Among the factors considered is the type of transaction or whether the appraiser’s client intended to use the appraisal for the benefit and guidance of others. Another factor is the appraiser’s knowledge. If he was aware that his client intended to supply the information contained in the appraisal to a specific group of persons, then the appraiser does owe a duty to the individuals of that group.
The limitations in the appraiser’s engagement letter are an important factor to be considered when evaluating the potential liability of an appraiser; however, the limitations of the engagement letter can be overcome by the knowledge of the appraiser, the intent of the appraiser’s client, and by other facts and circumstances. The facts and circumstances underlying the loan process should be investigated if your client faces a potential loss from a defaulted real estate loan.
David Brnilovich is a member with the law firm of Jennings, Strouss & Salmon, PLC. His practice includes real estate, construction, corporate governance, small business formation, dissolution, purchases and asset sales, estate planning and estate planning litigation.
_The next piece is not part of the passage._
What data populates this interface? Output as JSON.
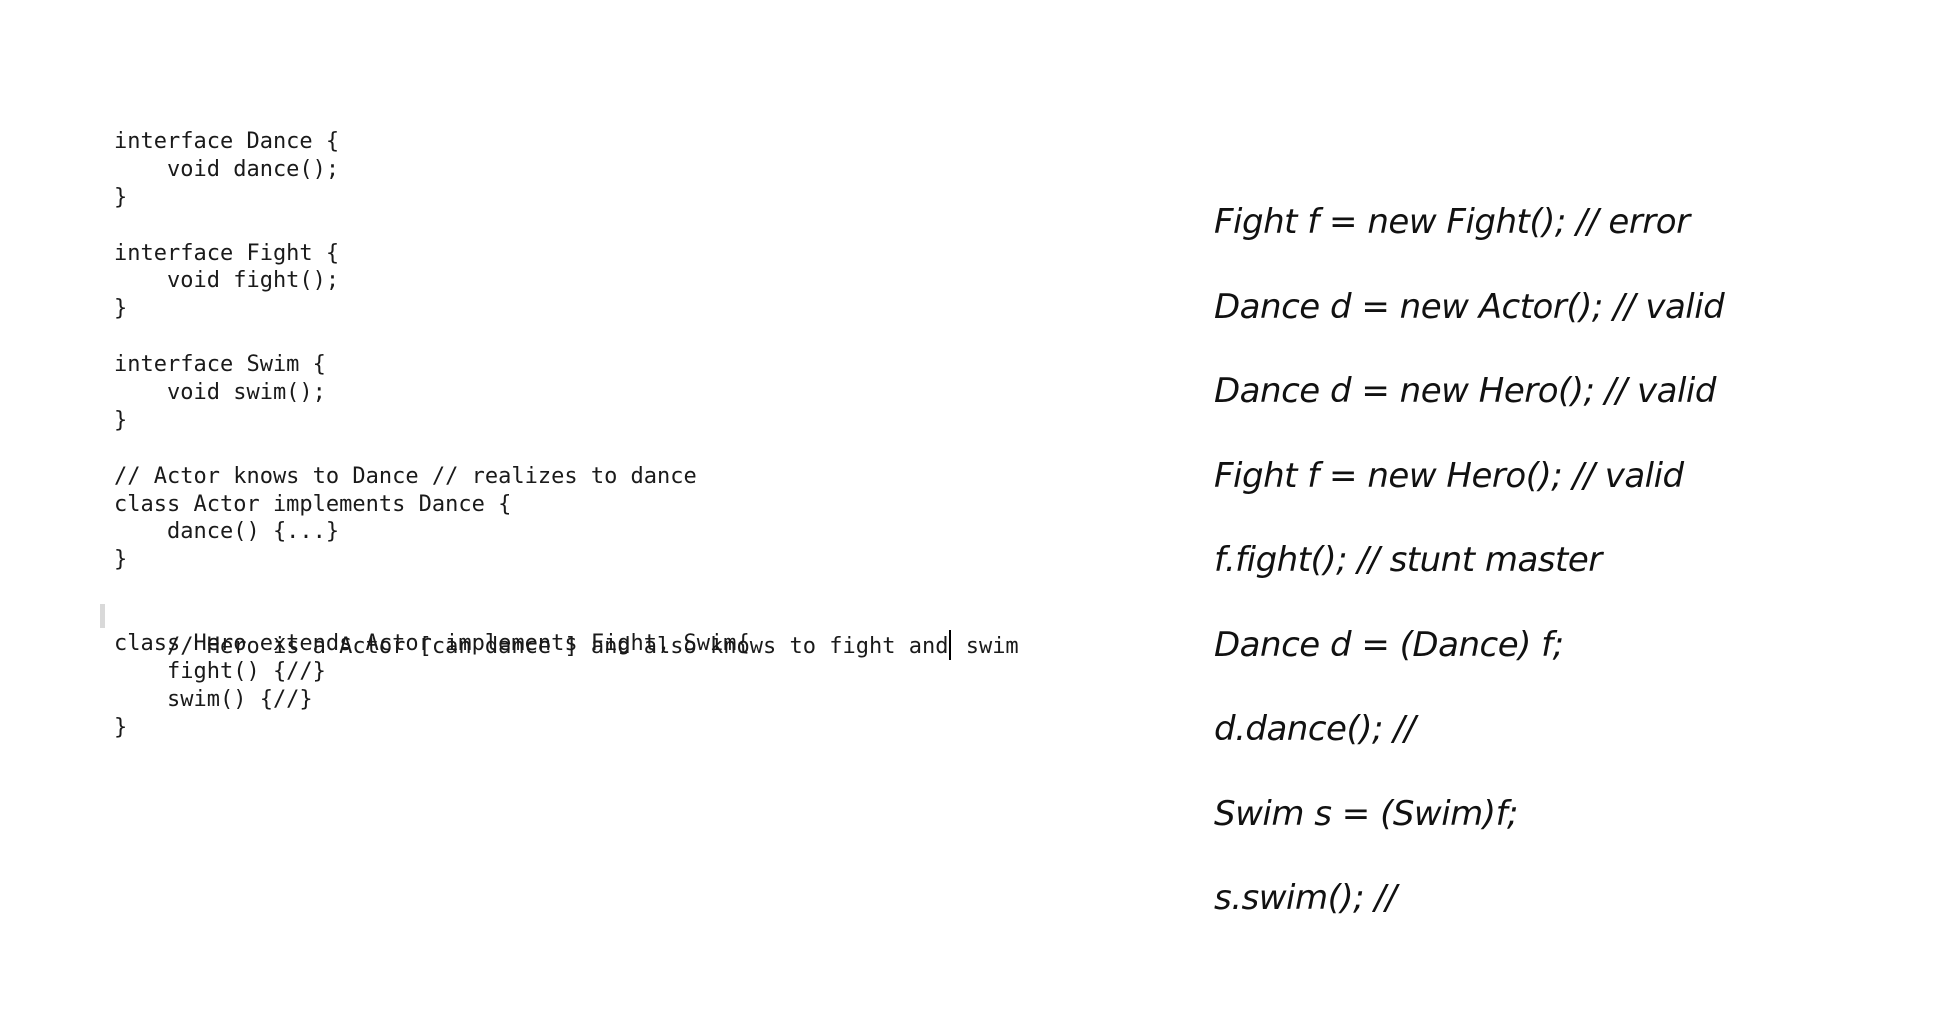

Mr. Brnilovich can be contacted at firstname.lastname@example.org or 602.262.5898.